I sought medical advice on many occasions, and in many different countries, but my hearing was within an acceptable range and no one seemed to understand my problem. If the doctors saw the eardrum when it was damaged, they would tell me to wait a few weeks for it to heal, if they saw it when it was intact, they would test my hearing, tell me everything was fine, and nothing more could be done.
I searched for advice on diving websites, but to no avail, as they concentrated on ways to cope with difficulties ear clearing, and the dangers of diving with colds and infections.
I was resigned to life as a non-diver, frustrated by the limitations of snorkeling; my future would be at the surface of the water.
Then, in a last ditch attempt, I was referred to a surgeon who knew immediately what was wrong, and just how to fix it. Tympanoplasty; plastic surgery of the eardrum (tympanic membrane). Put simply, under general anaesthetic, a piece of tissue from the muscle above my ear was taken, and used to create a new tympanic membrane in a procedure that took about an hour and a half.

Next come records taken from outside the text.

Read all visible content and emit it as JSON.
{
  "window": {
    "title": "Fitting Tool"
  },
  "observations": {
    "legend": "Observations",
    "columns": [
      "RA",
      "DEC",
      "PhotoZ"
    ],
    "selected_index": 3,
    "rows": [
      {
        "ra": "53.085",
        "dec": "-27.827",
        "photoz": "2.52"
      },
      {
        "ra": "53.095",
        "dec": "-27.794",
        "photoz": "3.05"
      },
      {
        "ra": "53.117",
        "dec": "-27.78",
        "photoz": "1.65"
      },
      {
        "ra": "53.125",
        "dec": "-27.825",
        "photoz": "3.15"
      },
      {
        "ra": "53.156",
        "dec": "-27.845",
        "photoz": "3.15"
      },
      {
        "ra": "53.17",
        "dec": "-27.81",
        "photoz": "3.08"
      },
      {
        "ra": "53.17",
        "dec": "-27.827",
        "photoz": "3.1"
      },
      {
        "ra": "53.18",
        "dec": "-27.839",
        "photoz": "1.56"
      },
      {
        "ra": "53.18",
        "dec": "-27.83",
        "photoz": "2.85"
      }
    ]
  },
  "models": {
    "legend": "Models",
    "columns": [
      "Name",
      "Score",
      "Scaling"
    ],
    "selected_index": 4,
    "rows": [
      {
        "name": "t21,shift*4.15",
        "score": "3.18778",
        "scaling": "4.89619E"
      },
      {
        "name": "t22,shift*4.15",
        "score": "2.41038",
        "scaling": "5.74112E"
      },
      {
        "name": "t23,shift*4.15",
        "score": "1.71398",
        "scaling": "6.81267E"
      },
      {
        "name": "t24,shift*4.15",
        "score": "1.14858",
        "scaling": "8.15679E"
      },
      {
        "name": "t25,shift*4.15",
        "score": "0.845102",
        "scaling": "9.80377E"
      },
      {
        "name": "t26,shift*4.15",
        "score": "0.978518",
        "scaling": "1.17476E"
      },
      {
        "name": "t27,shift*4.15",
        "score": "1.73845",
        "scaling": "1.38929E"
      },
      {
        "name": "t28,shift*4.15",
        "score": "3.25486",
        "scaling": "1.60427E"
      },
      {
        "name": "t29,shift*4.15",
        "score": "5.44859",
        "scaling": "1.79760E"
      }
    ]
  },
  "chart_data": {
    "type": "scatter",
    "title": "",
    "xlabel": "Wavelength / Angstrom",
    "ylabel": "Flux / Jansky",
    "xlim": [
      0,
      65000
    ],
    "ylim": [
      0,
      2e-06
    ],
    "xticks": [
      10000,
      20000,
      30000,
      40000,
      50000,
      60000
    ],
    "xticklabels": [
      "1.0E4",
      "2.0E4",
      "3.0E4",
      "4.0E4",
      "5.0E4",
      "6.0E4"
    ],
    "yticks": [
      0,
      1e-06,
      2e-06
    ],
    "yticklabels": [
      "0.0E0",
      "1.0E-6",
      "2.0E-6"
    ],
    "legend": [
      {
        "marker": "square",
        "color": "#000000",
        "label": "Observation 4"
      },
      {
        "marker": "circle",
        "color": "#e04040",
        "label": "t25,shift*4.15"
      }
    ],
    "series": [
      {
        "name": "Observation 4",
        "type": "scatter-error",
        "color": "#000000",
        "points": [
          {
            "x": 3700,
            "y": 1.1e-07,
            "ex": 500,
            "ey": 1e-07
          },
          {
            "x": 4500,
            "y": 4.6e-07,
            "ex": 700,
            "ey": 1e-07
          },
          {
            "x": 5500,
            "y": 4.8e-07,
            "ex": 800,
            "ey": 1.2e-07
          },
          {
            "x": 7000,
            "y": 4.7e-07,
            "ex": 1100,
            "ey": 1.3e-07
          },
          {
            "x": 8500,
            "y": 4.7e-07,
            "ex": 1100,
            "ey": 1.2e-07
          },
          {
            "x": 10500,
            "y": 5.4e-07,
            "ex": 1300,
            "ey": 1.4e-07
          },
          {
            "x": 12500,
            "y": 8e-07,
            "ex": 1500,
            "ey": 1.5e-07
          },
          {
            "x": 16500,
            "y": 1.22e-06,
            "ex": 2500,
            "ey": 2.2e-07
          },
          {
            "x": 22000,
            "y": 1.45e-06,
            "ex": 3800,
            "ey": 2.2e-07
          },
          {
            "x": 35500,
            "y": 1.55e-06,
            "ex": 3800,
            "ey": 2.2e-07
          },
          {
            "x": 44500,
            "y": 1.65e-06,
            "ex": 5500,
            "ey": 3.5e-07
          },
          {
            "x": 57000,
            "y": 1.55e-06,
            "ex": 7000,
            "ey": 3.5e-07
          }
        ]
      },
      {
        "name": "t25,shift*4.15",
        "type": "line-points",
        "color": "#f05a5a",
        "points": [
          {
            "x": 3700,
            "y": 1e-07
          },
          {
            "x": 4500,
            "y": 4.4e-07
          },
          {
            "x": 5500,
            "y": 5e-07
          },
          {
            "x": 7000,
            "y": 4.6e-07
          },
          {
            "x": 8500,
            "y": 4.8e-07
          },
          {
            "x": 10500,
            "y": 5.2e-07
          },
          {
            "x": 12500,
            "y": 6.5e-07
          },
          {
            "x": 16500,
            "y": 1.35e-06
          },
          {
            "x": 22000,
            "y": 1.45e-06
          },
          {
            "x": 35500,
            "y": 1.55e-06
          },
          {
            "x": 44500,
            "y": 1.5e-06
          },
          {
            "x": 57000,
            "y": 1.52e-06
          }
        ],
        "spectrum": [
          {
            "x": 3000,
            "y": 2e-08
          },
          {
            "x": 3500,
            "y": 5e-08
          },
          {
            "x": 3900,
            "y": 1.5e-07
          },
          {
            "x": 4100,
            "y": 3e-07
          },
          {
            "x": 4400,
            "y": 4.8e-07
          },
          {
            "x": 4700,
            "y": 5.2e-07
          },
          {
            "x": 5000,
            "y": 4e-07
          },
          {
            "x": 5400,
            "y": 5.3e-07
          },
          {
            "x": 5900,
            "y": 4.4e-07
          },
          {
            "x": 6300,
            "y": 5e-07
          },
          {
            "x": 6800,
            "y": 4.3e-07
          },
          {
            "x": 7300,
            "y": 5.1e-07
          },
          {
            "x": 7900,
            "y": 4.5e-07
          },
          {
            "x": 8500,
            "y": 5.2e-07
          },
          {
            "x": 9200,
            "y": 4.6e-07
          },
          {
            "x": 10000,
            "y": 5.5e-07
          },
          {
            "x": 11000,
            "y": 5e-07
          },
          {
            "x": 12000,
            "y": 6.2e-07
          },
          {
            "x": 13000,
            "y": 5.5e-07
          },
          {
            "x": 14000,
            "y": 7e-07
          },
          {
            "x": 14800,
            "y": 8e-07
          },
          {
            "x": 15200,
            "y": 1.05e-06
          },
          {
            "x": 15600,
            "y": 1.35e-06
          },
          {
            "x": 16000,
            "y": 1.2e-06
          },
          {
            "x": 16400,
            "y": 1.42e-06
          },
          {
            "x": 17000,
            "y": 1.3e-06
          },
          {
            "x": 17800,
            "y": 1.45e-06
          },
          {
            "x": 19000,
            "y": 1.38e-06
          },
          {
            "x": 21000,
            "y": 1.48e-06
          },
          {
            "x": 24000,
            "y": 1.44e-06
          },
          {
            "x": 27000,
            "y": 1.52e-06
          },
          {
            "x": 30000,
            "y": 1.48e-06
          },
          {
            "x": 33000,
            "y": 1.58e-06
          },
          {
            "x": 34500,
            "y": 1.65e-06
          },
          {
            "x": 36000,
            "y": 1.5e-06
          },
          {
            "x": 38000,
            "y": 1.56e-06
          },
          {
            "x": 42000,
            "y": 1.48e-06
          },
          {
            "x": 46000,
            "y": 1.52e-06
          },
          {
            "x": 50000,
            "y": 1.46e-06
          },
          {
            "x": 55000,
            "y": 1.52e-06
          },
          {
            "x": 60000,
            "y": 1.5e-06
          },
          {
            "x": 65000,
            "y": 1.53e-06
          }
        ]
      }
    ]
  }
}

About three months after the surgery, everything seemed fine with my new eardrum, but I still wasn’t convinced it had worked. After about six months I risked diving to the bottom of the swimming pool, just a couple of metres, it didn’t burst, but it was only a few seconds of pressure. Then we booked a diving holiday. Eighteen months after surgery, it was time to see if it had really worked.
The first dive was a shallow checkout dive with a maximum depth of 10m. My ear worked like a dream! There were no problems equalizing the pressure, the water was warm and clear, there were fish and nudibranchs to look at. The next day we dived slowly down to 20m, and again there were no problems. By the end of the week I was down to 42m, delighted that my diving career is back on track and grateful to the skills of the surgeon who made it possible.
This is a video of the check out dive, my first dive in over 8 years.